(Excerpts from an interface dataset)
┌────────

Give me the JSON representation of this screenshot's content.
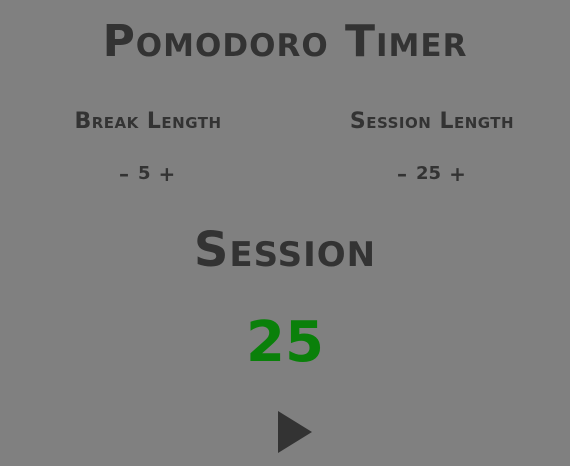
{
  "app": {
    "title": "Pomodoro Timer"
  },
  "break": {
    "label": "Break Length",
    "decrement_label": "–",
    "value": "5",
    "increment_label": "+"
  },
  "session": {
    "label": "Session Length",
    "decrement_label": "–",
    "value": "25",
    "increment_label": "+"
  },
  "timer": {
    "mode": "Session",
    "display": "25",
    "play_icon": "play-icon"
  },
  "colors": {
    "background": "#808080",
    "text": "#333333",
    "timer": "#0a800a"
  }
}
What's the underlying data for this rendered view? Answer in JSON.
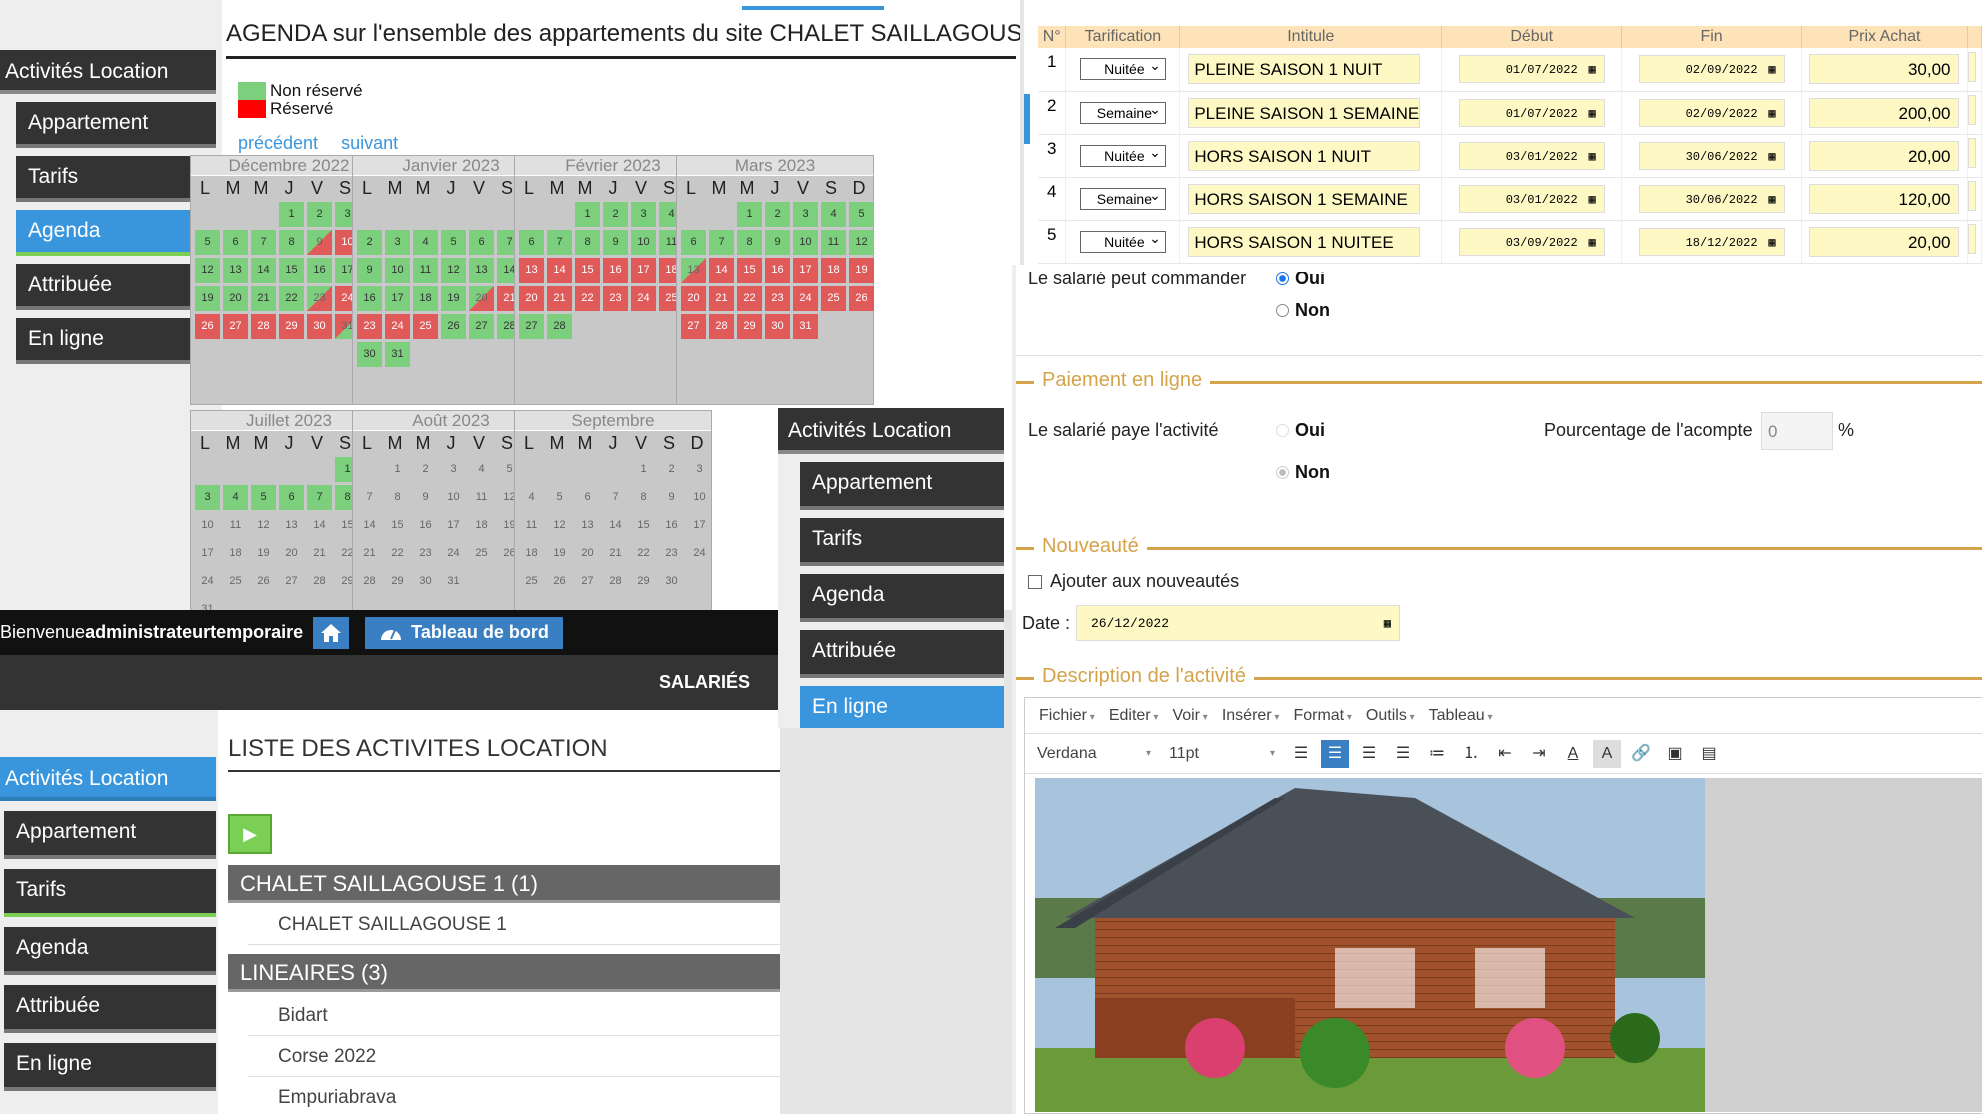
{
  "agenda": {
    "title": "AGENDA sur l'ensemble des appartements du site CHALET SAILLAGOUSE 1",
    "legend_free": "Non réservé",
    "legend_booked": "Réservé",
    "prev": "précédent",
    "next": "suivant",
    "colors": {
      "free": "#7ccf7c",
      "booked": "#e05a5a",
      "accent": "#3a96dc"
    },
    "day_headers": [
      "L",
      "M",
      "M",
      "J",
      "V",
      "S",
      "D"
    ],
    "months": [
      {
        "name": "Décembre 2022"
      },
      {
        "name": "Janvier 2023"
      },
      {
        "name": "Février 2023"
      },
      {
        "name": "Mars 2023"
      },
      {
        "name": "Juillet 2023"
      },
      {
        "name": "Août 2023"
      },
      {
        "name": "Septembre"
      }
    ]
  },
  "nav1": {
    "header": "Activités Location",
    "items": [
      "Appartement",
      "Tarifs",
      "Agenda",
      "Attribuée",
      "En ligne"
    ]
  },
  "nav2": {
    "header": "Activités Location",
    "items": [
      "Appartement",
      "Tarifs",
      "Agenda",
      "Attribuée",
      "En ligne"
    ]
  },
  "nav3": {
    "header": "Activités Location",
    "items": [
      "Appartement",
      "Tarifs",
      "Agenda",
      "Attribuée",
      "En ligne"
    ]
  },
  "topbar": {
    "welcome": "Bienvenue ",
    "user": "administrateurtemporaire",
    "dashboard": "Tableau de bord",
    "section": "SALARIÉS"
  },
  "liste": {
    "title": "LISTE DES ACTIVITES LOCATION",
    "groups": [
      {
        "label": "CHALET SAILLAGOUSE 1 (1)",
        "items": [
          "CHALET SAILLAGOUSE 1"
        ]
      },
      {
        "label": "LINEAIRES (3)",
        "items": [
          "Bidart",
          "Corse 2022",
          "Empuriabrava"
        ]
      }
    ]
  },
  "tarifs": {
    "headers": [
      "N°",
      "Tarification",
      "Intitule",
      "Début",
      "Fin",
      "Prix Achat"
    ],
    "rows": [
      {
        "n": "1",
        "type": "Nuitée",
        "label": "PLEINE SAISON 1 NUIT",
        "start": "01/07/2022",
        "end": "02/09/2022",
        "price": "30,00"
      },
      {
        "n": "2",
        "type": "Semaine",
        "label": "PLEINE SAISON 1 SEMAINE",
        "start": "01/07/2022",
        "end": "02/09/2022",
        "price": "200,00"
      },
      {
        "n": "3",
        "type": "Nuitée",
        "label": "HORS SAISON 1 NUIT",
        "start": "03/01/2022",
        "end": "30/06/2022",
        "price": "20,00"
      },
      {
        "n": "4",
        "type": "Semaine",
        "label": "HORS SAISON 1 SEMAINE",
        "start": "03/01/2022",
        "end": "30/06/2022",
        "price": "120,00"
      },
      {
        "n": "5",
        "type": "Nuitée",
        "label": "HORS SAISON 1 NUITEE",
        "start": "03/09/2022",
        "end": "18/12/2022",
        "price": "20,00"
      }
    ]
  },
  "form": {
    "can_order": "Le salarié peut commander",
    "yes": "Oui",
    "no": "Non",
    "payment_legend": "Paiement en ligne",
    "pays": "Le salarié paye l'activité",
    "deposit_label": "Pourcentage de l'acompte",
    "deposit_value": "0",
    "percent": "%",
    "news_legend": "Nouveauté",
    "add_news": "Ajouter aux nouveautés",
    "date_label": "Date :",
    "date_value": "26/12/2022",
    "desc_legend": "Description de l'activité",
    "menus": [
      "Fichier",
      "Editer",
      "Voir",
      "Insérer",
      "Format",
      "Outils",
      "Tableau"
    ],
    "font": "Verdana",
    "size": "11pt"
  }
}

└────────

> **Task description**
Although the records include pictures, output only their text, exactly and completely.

> **Exercise solution**
Give me the JSON representation of this screenshot's content.
{
  "app": {
    "title": "Pomodoro Timer"
  },
  "break": {
    "label": "Break Length",
    "decrement_label": "–",
    "value": "5",
    "increment_label": "+"
  },
  "session": {
    "label": "Session Length",
    "decrement_label": "–",
    "value": "25",
    "increment_label": "+"
  },
  "timer": {
    "mode": "Session",
    "display": "25",
    "play_icon": "play-icon"
  },
  "colors": {
    "background": "#808080",
    "text": "#333333",
    "timer": "#0a800a"
  }
}
What's the underlying data for this rendered view? Answer in JSON.
{
  "agenda": {
    "title": "AGENDA sur l'ensemble des appartements du site CHALET SAILLAGOUSE 1",
    "legend_free": "Non réservé",
    "legend_booked": "Réservé",
    "prev": "précédent",
    "next": "suivant",
    "colors": {
      "free": "#7ccf7c",
      "booked": "#e05a5a",
      "accent": "#3a96dc"
    },
    "day_headers": [
      "L",
      "M",
      "M",
      "J",
      "V",
      "S",
      "D"
    ],
    "months": [
      {
        "name": "Décembre 2022"
      },
      {
        "name": "Janvier 2023"
      },
      {
        "name": "Février 2023"
      },
      {
        "name": "Mars 2023"
      },
      {
        "name": "Juillet 2023"
      },
      {
        "name": "Août 2023"
      },
      {
        "name": "Septembre"
      }
    ]
  },
  "nav1": {
    "header": "Activités Location",
    "items": [
      "Appartement",
      "Tarifs",
      "Agenda",
      "Attribuée",
      "En ligne"
    ]
  },
  "nav2": {
    "header": "Activités Location",
    "items": [
      "Appartement",
      "Tarifs",
      "Agenda",
      "Attribuée",
      "En ligne"
    ]
  },
  "nav3": {
    "header": "Activités Location",
    "items": [
      "Appartement",
      "Tarifs",
      "Agenda",
      "Attribuée",
      "En ligne"
    ]
  },
  "topbar": {
    "welcome": "Bienvenue ",
    "user": "administrateurtemporaire",
    "dashboard": "Tableau de bord",
    "section": "SALARIÉS"
  },
  "liste": {
    "title": "LISTE DES ACTIVITES LOCATION",
    "groups": [
      {
        "label": "CHALET SAILLAGOUSE 1 (1)",
        "items": [
          "CHALET SAILLAGOUSE 1"
        ]
      },
      {
        "label": "LINEAIRES (3)",
        "items": [
          "Bidart",
          "Corse 2022",
          "Empuriabrava"
        ]
      }
    ]
  },
  "tarifs": {
    "headers": [
      "N°",
      "Tarification",
      "Intitule",
      "Début",
      "Fin",
      "Prix Achat"
    ],
    "rows": [
      {
        "n": "1",
        "type": "Nuitée",
        "label": "PLEINE SAISON 1 NUIT",
        "start": "01/07/2022",
        "end": "02/09/2022",
        "price": "30,00"
      },
      {
        "n": "2",
        "type": "Semaine",
        "label": "PLEINE SAISON 1 SEMAINE",
        "start": "01/07/2022",
        "end": "02/09/2022",
        "price": "200,00"
      },
      {
        "n": "3",
        "type": "Nuitée",
        "label": "HORS SAISON 1 NUIT",
        "start": "03/01/2022",
        "end": "30/06/2022",
        "price": "20,00"
      },
      {
        "n": "4",
        "type": "Semaine",
        "label": "HORS SAISON 1 SEMAINE",
        "start": "03/01/2022",
        "end": "30/06/2022",
        "price": "120,00"
      },
      {
        "n": "5",
        "type": "Nuitée",
        "label": "HORS SAISON 1 NUITEE",
        "start": "03/09/2022",
        "end": "18/12/2022",
        "price": "20,00"
      }
    ]
  },
  "form": {
    "can_order": "Le salarié peut commander",
    "yes": "Oui",
    "no": "Non",
    "payment_legend": "Paiement en ligne",
    "pays": "Le salarié paye l'activité",
    "deposit_label": "Pourcentage de l'acompte",
    "deposit_value": "0",
    "percent": "%",
    "news_legend": "Nouveauté",
    "add_news": "Ajouter aux nouveautés",
    "date_label": "Date :",
    "date_value": "26/12/2022",
    "desc_legend": "Description de l'activité",
    "menus": [
      "Fichier",
      "Editer",
      "Voir",
      "Insérer",
      "Format",
      "Outils",
      "Tableau"
    ],
    "font": "Verdana",
    "size": "11pt"
  }
}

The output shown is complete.